Condo owners in Florida rent their condos to tenants all of the time. The lease period may be weeks, or months, or even years. As homeowners, the condo unit owner has every right to lease his or her property to another should he or she choose to do so (as long as the owner follows the rules and regulations of the condo association).
As for the Florida condo tenant, how far does their rights of use extend? Are they limited to using just the interior of the condo unit?
Renting a Florida Condo: What Are The Tenant’s Rights?
A Florida condo tenant has the right to use all the common areas and other condominium property that the unit owner would have the right to use and enjoy if they were living in the condo unit and had never leased the place. The tenant can, for example:
- Park in the condo unit parking space
- Swim in the pool
- Access the waterfront via private condo property
- Play on the tennis court
- Host a gathering in the common reception area
- Work out in the gym.
This is pursuant to the Florida Statute 718.106(4) of the Florida Condominium Act, which provides:
When a unit is leased, a tenant shall have all use rights in the association property and those common elements otherwise readily available for use generally by unit owners and the unit owner shall not have such rights except as a guest, unless such rights are waived in writing by the tenant. Nothing in this subsection shall interfere with the access rights of the unit owner as a landlord pursuant to chapter 83.
The Condo Association and the Condo Tenant
1. No discrimination just because you are a tenant.
In sum, Florida law does not allow condominium associations to discriminate against someone who is renting a unit in the condominium. Still, the Condo Association has control over the condominium and can exercise power over the tenant just as it can with residents (or prospective residents).

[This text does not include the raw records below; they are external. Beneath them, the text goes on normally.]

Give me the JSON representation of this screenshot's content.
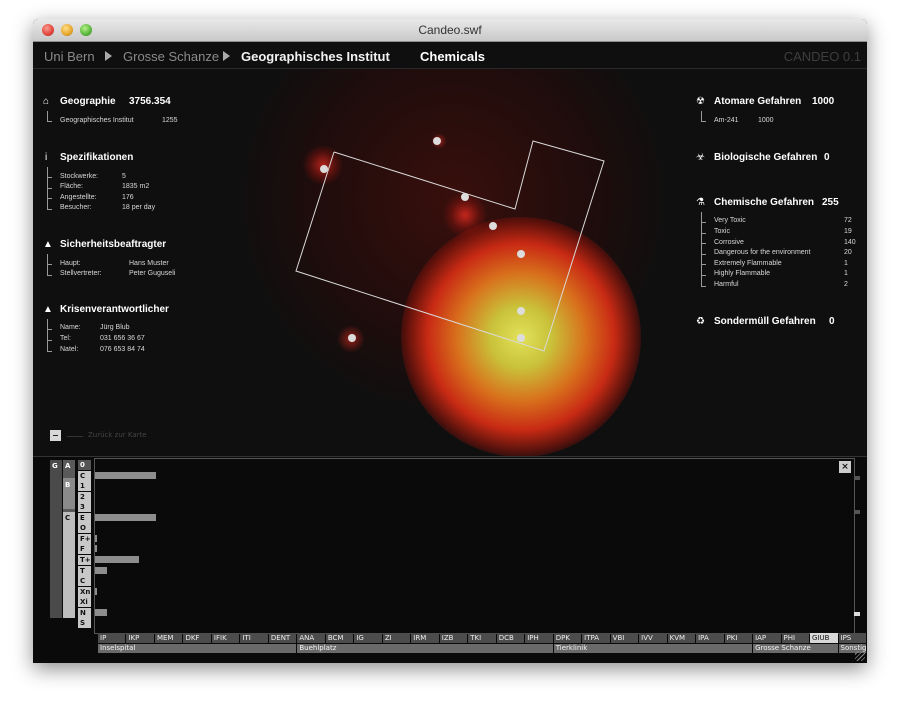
{
  "window": {
    "title": "Candeo.swf"
  },
  "nav": {
    "crumbs": [
      "Uni Bern",
      "Grosse Schanze",
      "Geographisches Institut"
    ],
    "title": "Chemicals",
    "version": "CANDEO 0.1"
  },
  "left": {
    "geo": {
      "title": "Geographie",
      "value": "3756.354",
      "sub_label": "Geographisches Institut",
      "sub_value": "1255"
    },
    "spec": {
      "title": "Spezifikationen",
      "rows": [
        {
          "label": "Stockwerke:",
          "value": "5"
        },
        {
          "label": "Fläche:",
          "value": "1835 m2"
        },
        {
          "label": "Angestellte:",
          "value": "176"
        },
        {
          "label": "Besucher:",
          "value": "18 per day"
        }
      ]
    },
    "safety": {
      "title": "Sicherheitsbeaftragter",
      "rows": [
        {
          "label": "Haupt:",
          "value": "Hans Muster"
        },
        {
          "label": "Stellvertreter:",
          "value": "Peter Guguseli"
        }
      ]
    },
    "crisis": {
      "title": "Krisenverantwortlicher",
      "rows": [
        {
          "label": "Name:",
          "value": "Jürg Blub"
        },
        {
          "label": "Tel:",
          "value": "031 656 36 67"
        },
        {
          "label": "Natel:",
          "value": "076 653 84 74"
        }
      ]
    },
    "back_label": "Zurück zur Karte"
  },
  "right": {
    "atom": {
      "title": "Atomare Gefahren",
      "value": "1000",
      "rows": [
        {
          "label": "Am-241",
          "value": "1000"
        }
      ]
    },
    "bio": {
      "title": "Biologische Gefahren",
      "value": "0"
    },
    "chem": {
      "title": "Chemische Gefahren",
      "value": "255",
      "rows": [
        {
          "label": "Very Toxic",
          "value": "72"
        },
        {
          "label": "Toxic",
          "value": "19"
        },
        {
          "label": "Corrosive",
          "value": "140"
        },
        {
          "label": "Dangerous for the environment",
          "value": "20"
        },
        {
          "label": "Extremely Flammable",
          "value": "1"
        },
        {
          "label": "Highly Flammable",
          "value": "1"
        },
        {
          "label": "Harmful",
          "value": "2"
        }
      ]
    },
    "waste": {
      "title": "Sondermüll Gefahren",
      "value": "0"
    }
  },
  "matrix": {
    "col_g": "G",
    "col_a": "A",
    "col_b": "B",
    "col_c": "C",
    "cells": [
      "0",
      "C",
      "1",
      "2",
      "3",
      "E",
      "O",
      "F+",
      "F",
      "T+",
      "T",
      "C",
      "Xn",
      "Xi",
      "N",
      "S"
    ]
  },
  "chart_data": {
    "type": "bar",
    "categories": [
      "0",
      "C",
      "1",
      "2",
      "3",
      "E",
      "O",
      "F+",
      "F",
      "T+",
      "T",
      "C",
      "Xn",
      "Xi",
      "N",
      "S"
    ],
    "values": [
      0,
      140,
      0,
      0,
      0,
      140,
      0,
      1,
      1,
      101,
      27,
      0,
      2,
      0,
      28,
      0
    ],
    "xlim": [
      0,
      1000
    ]
  },
  "tabs": [
    "IP",
    "IKP",
    "MEM",
    "DKF",
    "IFIK",
    "ITI",
    "DENT",
    "ANA",
    "BCM",
    "IG",
    "ZI",
    "IRM",
    "IZB",
    "TKI",
    "DCB",
    "IPH",
    "DPK",
    "ITPA",
    "VBI",
    "IVV",
    "KVM",
    "IPA",
    "PKI",
    "IAP",
    "PHI",
    "GIUB",
    "IPS"
  ],
  "selected_tab": "GIUB",
  "areas": [
    "Inselspital",
    "Buehlplatz",
    "Tierklinik",
    "Grosse Schanze",
    "Sonstige"
  ],
  "colors": {
    "hazard_core": "#e0e040",
    "hazard_mid": "#d03010",
    "accent": "#ffffff"
  }
}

For instance, the Condo Association can pass regulations that limit the use and enjoyment of common areas to either the tenant or the unit owner. In other words, the Condo Rules may state that if the tenant living in a unit has the right to use and enjoy the common areas, then the unit owner who is not living on-site cannot. This is called a “dual usage” rule, which is also part of the Florida Condominium Act, Florida Statute 718.106:
The association shall have the right to adopt rules to prohibit dual usage by a unit owner and a tenant of association property and common elements otherwise readily available for use generally by unit owners.

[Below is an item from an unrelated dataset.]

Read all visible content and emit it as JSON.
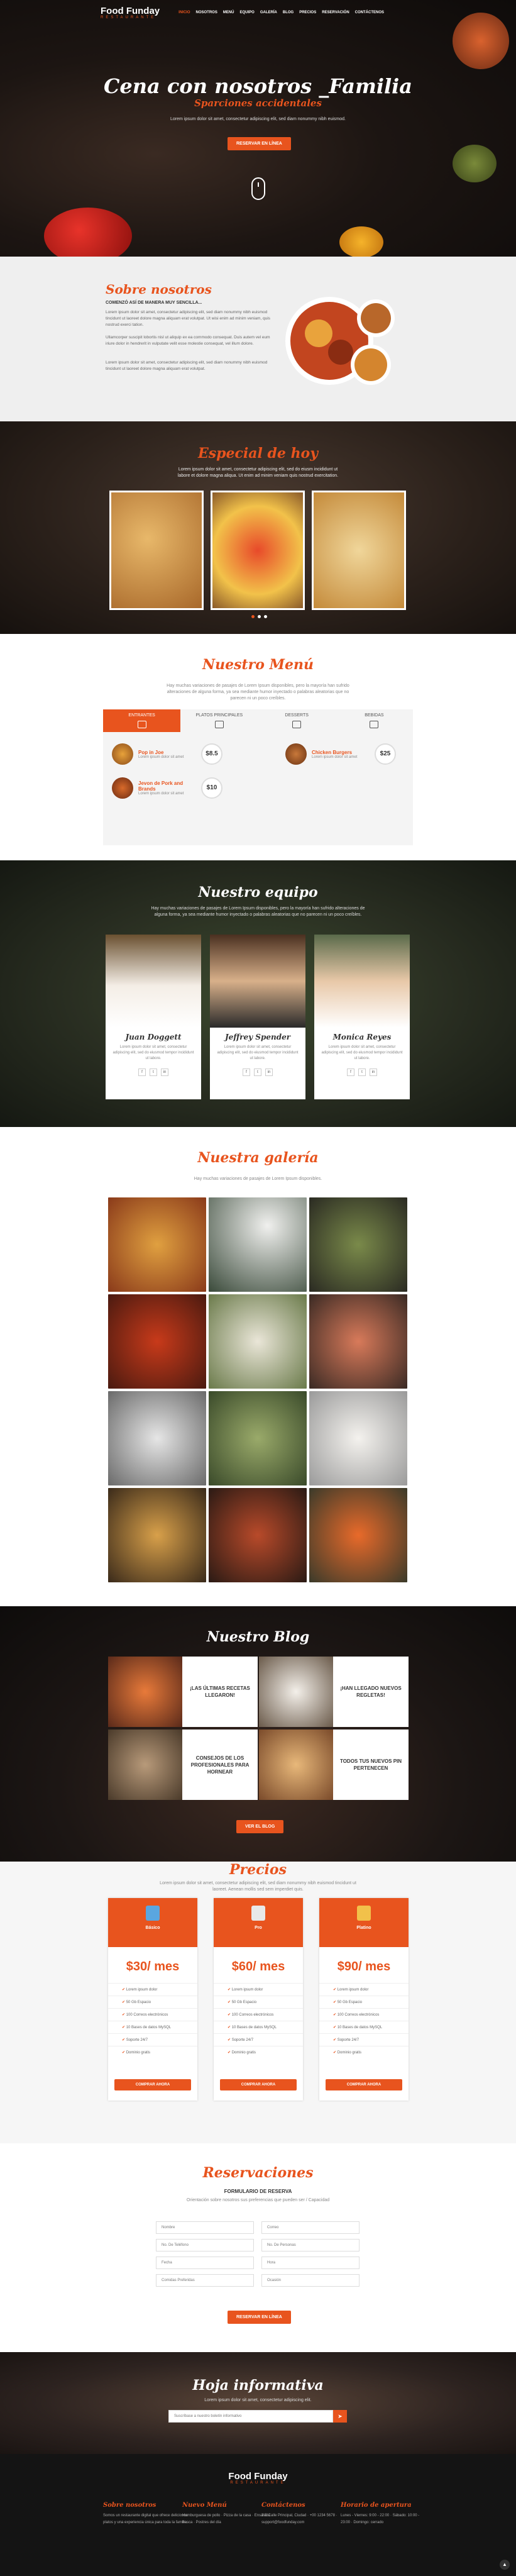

2. Tenants can be blocked from certain things by the Condo Board.
Not only can the Condo Association limit the right of a condo unit owner to use a condominium unit that he or she has leased to a tenant, but the Condo Association also has the power to block the tenant and their guests from using of many of the common areas if there is a failure on the part of the unit owner or the tenant to comply with any of the Condo’s bylaws, rules, or regulations. This includes a unit owner who gets 90 days behind or more in paying money due to the Condo Association.
(Here’s something important for tenants to know: the Condo Association cannot stop the tenant from using common areas that are tied specifically to their rental unit as well as the common areas needed for access and egress from the rental unit. Utilities, elevators, and parking spaces are also protected for the tenant’s benefit under the Florida Condo Act. See Florida Statutes 718.106(4); 718.303(3)-(4).)

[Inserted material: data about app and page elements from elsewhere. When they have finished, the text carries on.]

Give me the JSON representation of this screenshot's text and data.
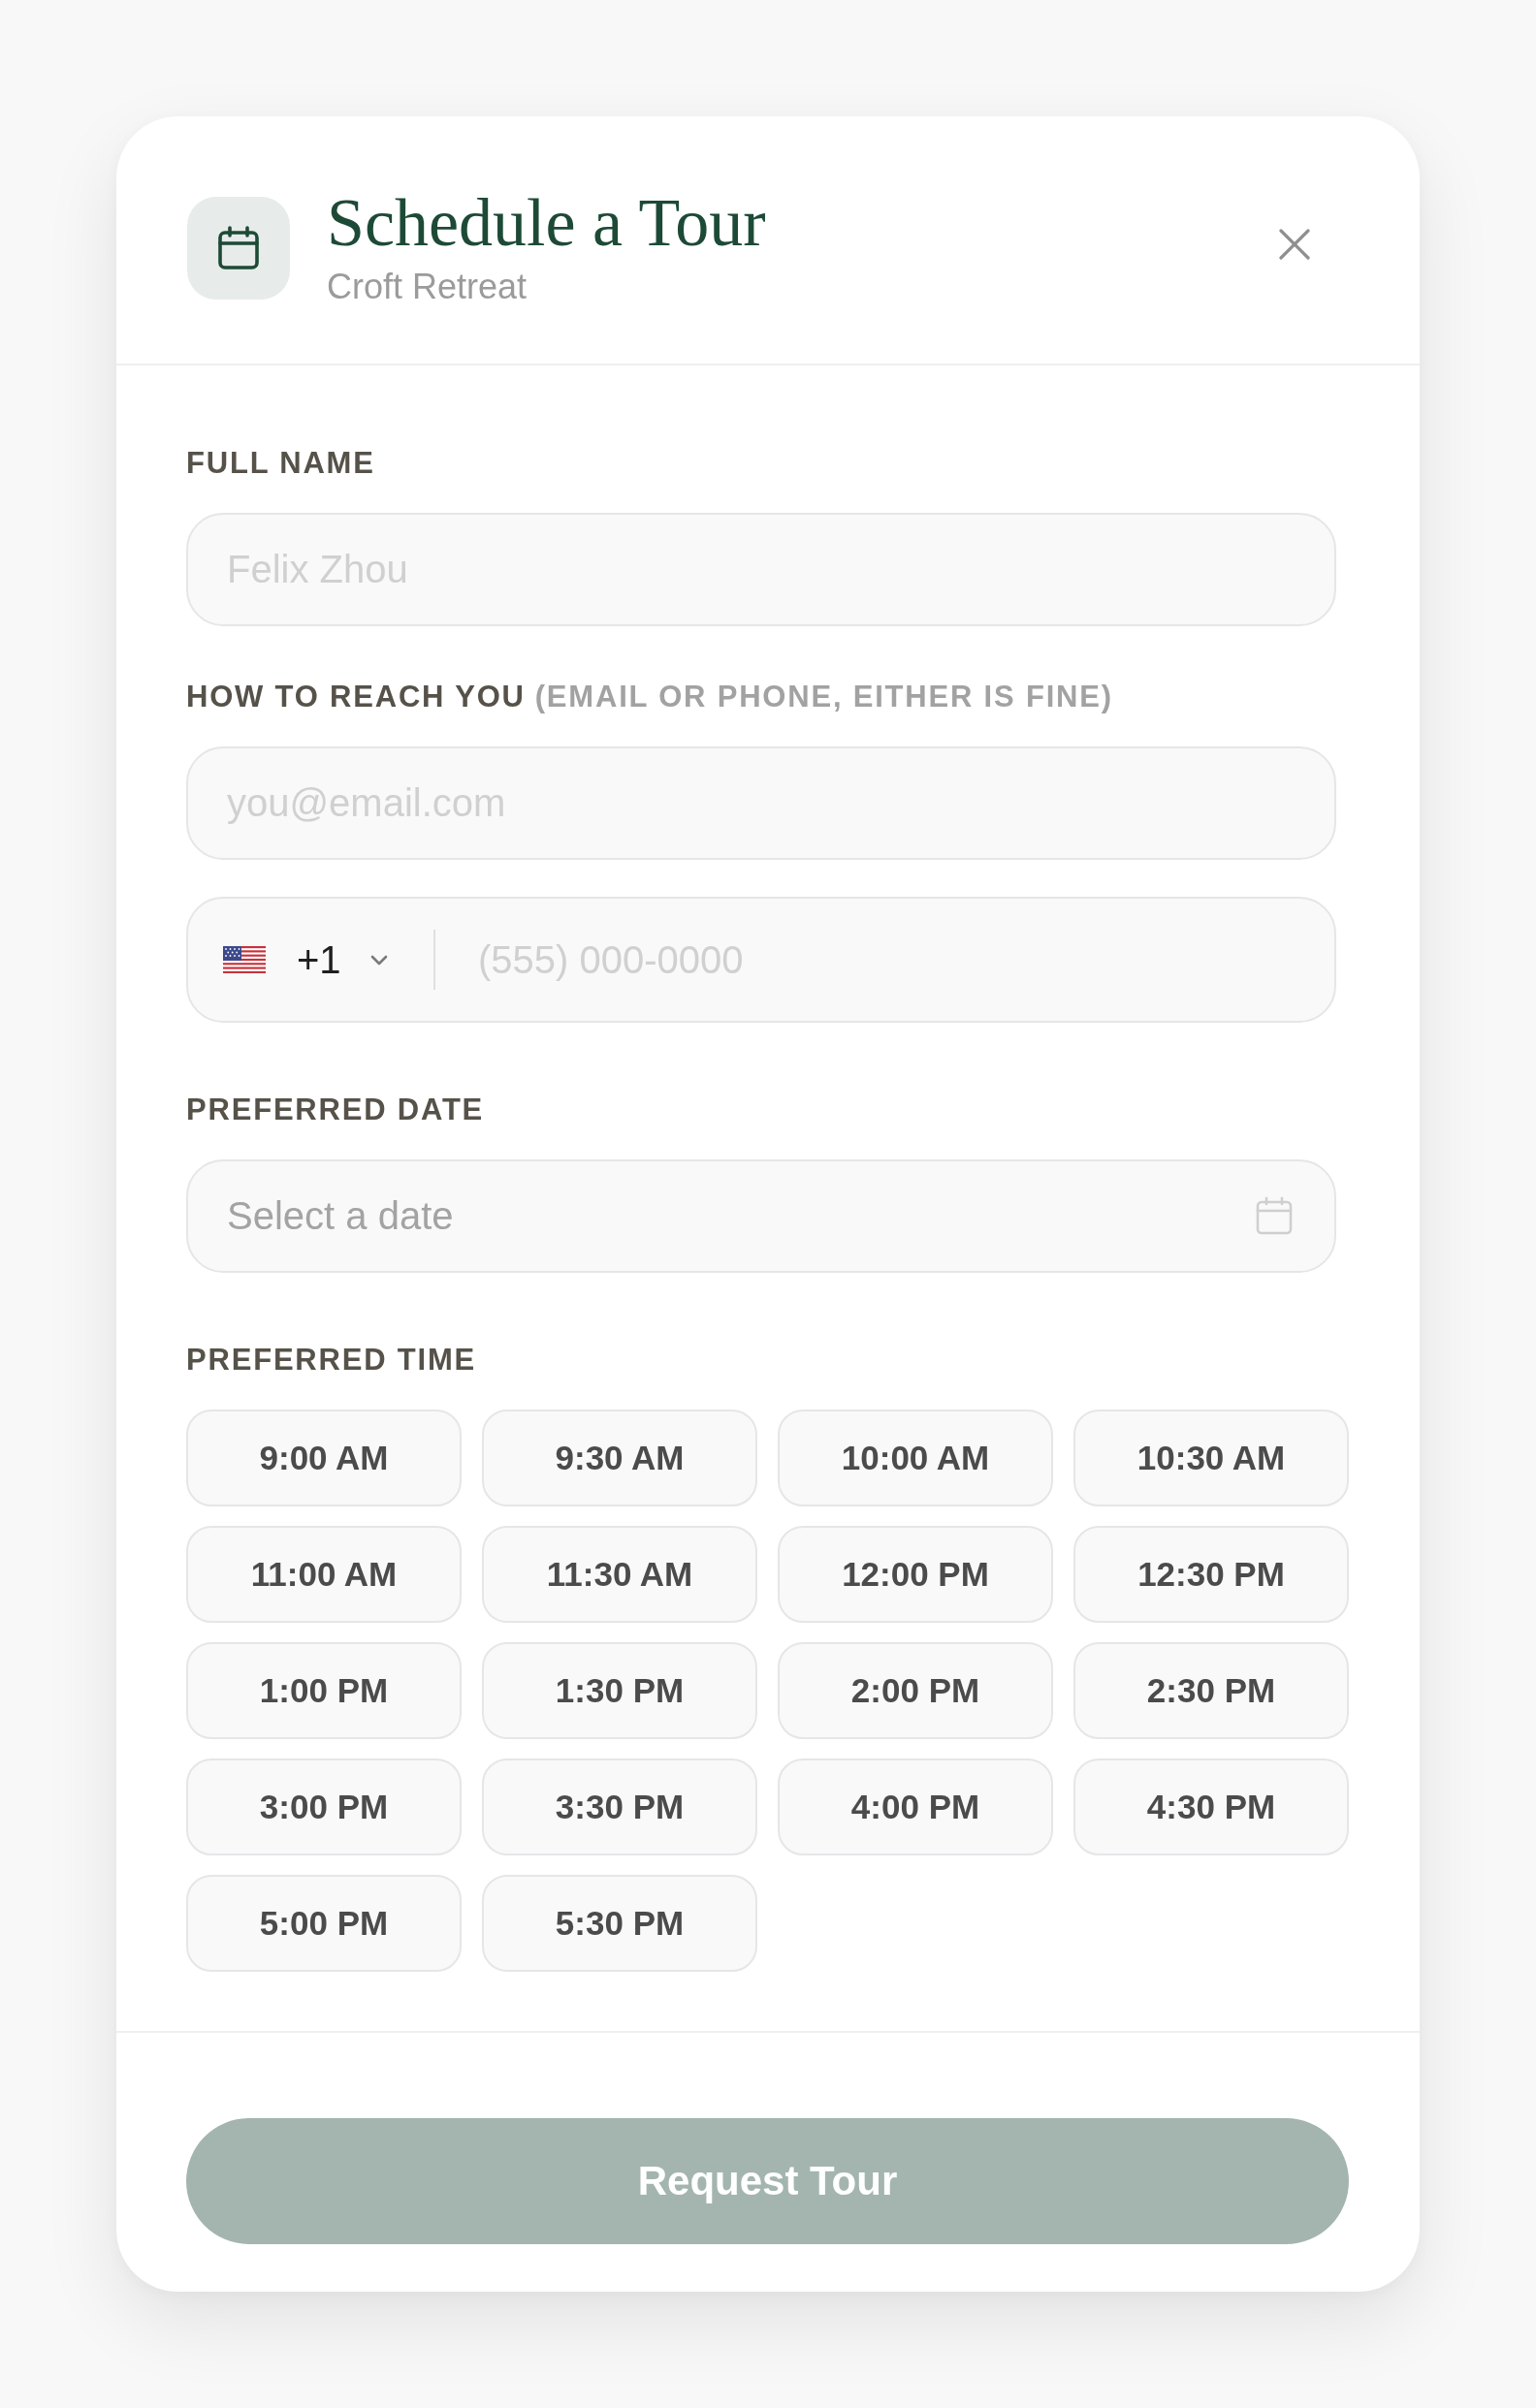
{
  "dialog": {
    "title": "Schedule a Tour",
    "subtitle": "Croft Retreat"
  },
  "full_name": {
    "label": "FULL NAME",
    "placeholder": "Felix Zhou"
  },
  "contact": {
    "label": "HOW TO REACH YOU",
    "hint": "(EMAIL OR PHONE, EITHER IS FINE)",
    "email": {
      "placeholder": "you@email.com"
    },
    "phone": {
      "country_code": "+1",
      "placeholder": "(555) 000-0000"
    }
  },
  "date": {
    "label": "PREFERRED DATE",
    "placeholder": "Select a date"
  },
  "time": {
    "label": "PREFERRED TIME",
    "slots": [
      {
        "label": "9:00 AM",
        "selected": false
      },
      {
        "label": "9:30 AM",
        "selected": false
      },
      {
        "label": "10:00 AM",
        "selected": false
      },
      {
        "label": "10:30 AM",
        "selected": false
      },
      {
        "label": "11:00 AM",
        "selected": false
      },
      {
        "label": "11:30 AM",
        "selected": false
      },
      {
        "label": "12:00 PM",
        "selected": false
      },
      {
        "label": "12:30 PM",
        "selected": false
      },
      {
        "label": "1:00 PM",
        "selected": false
      },
      {
        "label": "1:30 PM",
        "selected": false
      },
      {
        "label": "2:00 PM",
        "selected": false
      },
      {
        "label": "2:30 PM",
        "selected": false
      },
      {
        "label": "3:00 PM",
        "selected": false
      },
      {
        "label": "3:30 PM",
        "selected": false
      },
      {
        "label": "4:00 PM",
        "selected": false
      },
      {
        "label": "4:30 PM",
        "selected": false
      },
      {
        "label": "5:00 PM",
        "selected": false
      },
      {
        "label": "5:30 PM",
        "selected": false
      }
    ]
  },
  "submit": {
    "label": "Request Tour",
    "disabled": true
  }
}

UPDATE: WE ARE NOT TAKING THESE CONDO CASES AT THIS TIME.
If you require legal assistance in these matters, we recommend that you contact your local County Bar Association or the Florida Bar to find a lawyer through their lawyer referral program.
Protecting the Condo Tenant’s Rights
When a condo tenant is blocked from full use of the common areas or the full enjoyment of his or her rented condo, there are Florida laws that provide help and remedies; he or she may also have protections under the Condominium documents as well. It is a good idea to seek the guidance of a Florida condominium lawyer in these situations, particularly when these situations involve the emotions and personalities of people who are living as neighbors (and potential adversaries) in a shared community.
Do you have questions or comments? Then please feel free to Chat with Larry in the comments below, at email@example.com, or (954) 458-8655. If you have a specific or personal situation, please call or email Larry because he can’t answer specific fact questions in general comments.